DLR: 90.4M Float, 18.7M Shares Short, or 20. 7% of the float
Average Volume of 1.66M: = 11.22 days to cover
Earnings Date: Feb 23
DFT: 54M float, 13 M short or 24.25% of the float,
Average volume of 656k = 19.8 days to cover
Earnings Date: Feb 10
These are pretty impressive short positions, even more so when one considers that until the UBS call on Friday, December 17th, no analyst was bearish on these stocks. Is this UBS analyst the Meredith Whitney of the Co-location sector? What great analytical insight could have led to such a drastic change of heart on DLR?
What was the smoking gun behind the BUY to $65, No! Sell to $40 call UBS call on DLR?
- Was there an accounting scandal?
- A massive unseen drop in topline growth like Equinix?
- A Technological breakthrough?
- Some other horror story not uncovered by Goldman Sachs and others the day before?
None of the above. UBS based this sector downgrade on roughly 3 points:
UBS analyst says, "We believe the wholesale data center REITs are trading at unsustainably high valuations, despite slowing growth profiles in 2011 (and beyond), accelerating competition from private players, and pricing pressure in the retail channel...Data center obsolescence risks have continued to rise over the past year, as technological innovation is driving the industry toward more power-efficient designs. With high power costs representing a key concern for data center tenants, we expect this to be an ongoing theme over the next several years..."

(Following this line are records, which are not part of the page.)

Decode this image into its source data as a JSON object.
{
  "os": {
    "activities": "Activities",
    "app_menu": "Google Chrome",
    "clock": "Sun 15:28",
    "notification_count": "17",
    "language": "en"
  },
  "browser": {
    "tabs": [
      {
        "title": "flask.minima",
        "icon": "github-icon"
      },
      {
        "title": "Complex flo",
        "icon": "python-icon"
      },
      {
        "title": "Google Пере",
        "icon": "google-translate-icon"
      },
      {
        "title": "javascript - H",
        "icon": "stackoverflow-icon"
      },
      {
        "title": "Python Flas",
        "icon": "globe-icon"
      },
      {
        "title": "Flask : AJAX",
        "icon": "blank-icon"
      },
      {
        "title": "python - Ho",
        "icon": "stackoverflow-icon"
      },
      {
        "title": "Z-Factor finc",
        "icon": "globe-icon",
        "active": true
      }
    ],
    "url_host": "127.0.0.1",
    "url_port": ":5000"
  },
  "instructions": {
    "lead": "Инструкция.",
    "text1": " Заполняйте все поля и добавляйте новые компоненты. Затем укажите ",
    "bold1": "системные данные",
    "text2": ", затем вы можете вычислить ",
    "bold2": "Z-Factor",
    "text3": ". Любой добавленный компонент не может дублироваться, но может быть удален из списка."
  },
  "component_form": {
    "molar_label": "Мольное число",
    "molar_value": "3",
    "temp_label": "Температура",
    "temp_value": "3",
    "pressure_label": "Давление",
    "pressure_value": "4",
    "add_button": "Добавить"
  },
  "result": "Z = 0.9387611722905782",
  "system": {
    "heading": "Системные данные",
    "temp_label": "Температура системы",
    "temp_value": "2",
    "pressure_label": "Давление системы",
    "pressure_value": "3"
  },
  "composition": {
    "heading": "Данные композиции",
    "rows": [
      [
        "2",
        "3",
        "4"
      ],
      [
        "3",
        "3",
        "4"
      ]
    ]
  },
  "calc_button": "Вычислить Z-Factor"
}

The notable analyst call also mentions the excess availability of financing as another reason that would lead to oversupply.
The point here is that there was nothing new, no smoking gun here that warranted the massive re-rating.
Now compare this to the DLR ‘Buy to $65’ by Goldman Sachs, which put DLR on their “America's Convictions List”. The Goldman analyst cited the exact opposite reasons from UBS, so the disparity becomes rather awkward. This is particularly true when you look at all the other buy recommendations and price targets on DFT and DLR.
We all know that we live in a world where hedge funds pay a lot of money for research and then even more in sales and trading commissions to large banks. It is not uncommon for hedge funds to exercise their influence over analysts and persuade them to present their thesis in a new piece of coverage. However, there was no smoking gun cited by UBS to account for the massive downward revisions of DLR and DFT. Hence, in my opinion, hedge fund ‘thesis pushing’ is the most credible explanation for the awkward call. It was quite unfortunate timing for the UBS analyst that the Goldman note preceded his call by 24 hours as it simply further exposed his hand. The fact that this happened on quad option witching Friday, where the most damage could be inflicted, only adds credibility to the macabre conspiracy theory. Well, if you buy the conspiracy theory that UBS may have been convinced by certain short funds to revise their ratings on DLR and DFT, and then UBS accidentally released the report on quad witching Friday.
The only conclusion can be that the shorts, lacking anything concrete, are desperate and throwing the kitchen sink at these stocks in an attempt to cover their positions before the earnings calls. Christmas trading was very light, and in the case of DFT, this leaves the shorts a little over one month to cover 13M shares, not a great prospect on a stock with a volume between 650k-800k per day. So if you’d like to start the New Year with a squeeze, this pair looks as good as any.
Disclosure: Long DFT